# TASK ITEM
Every line containing the word "metric" is to be copied from the data below.

TASK MATERIAL section start

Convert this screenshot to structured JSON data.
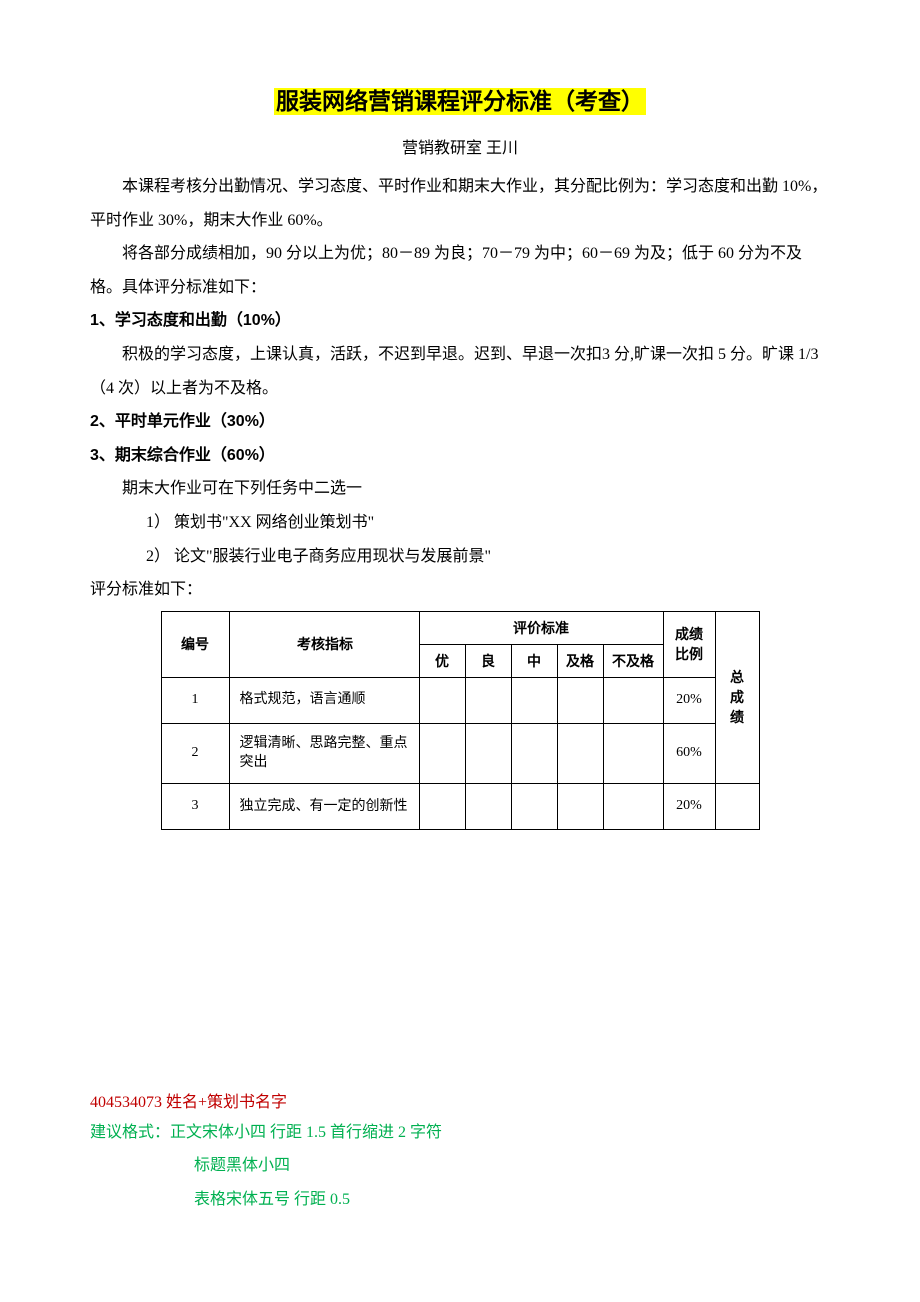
{
  "title": "服装网络营销课程评分标准（考查）",
  "author": "营销教研室 王川",
  "p1": "本课程考核分出勤情况、学习态度、平时作业和期末大作业，其分配比例为：学习态度和出勤 10%，平时作业 30%，期末大作业 60%。",
  "p2": "将各部分成绩相加，90 分以上为优；80－89 为良；70－79 为中；60－69 为及；低于 60 分为不及格。具体评分标准如下：",
  "h1": "1、学习态度和出勤（10%）",
  "p3": "积极的学习态度，上课认真，活跃，不迟到早退。迟到、早退一次扣3 分,旷课一次扣 5 分。旷课 1/3（4 次）以上者为不及格。",
  "h2": "2、平时单元作业（30%）",
  "h3": "3、期末综合作业（60%）",
  "p4": "期末大作业可在下列任务中二选一",
  "opt1": "1） 策划书\"XX 网络创业策划书\"",
  "opt2": "2） 论文\"服装行业电子商务应用现状与发展前景\"",
  "tableLabel": "评分标准如下：",
  "table": {
    "headers": {
      "num": "编号",
      "metric": "考核指标",
      "standard": "评价标准",
      "ratio": "成绩比例",
      "total": "总成绩",
      "grades": [
        "优",
        "良",
        "中",
        "及格",
        "不及格"
      ]
    },
    "rows": [
      {
        "num": "1",
        "metric": "格式规范，语言通顺",
        "ratio": "20%"
      },
      {
        "num": "2",
        "metric": "逻辑清晰、思路完整、重点突出",
        "ratio": "60%"
      },
      {
        "num": "3",
        "metric": "独立完成、有一定的创新性",
        "ratio": "20%"
      }
    ]
  },
  "footer": {
    "red": "404534073 姓名+策划书名字",
    "g1": "建议格式：正文宋体小四 行距 1.5 首行缩进 2 字符",
    "g2": "标题黑体小四",
    "g3": "表格宋体五号 行距 0.5"
  }
}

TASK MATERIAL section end

# TASK SOLUTION
      "metric": "考核指标",
        "metric": "格式规范，语言通顺",
        "metric": "逻辑清晰、思路完整、重点突出",
        "metric": "独立完成、有一定的创新性",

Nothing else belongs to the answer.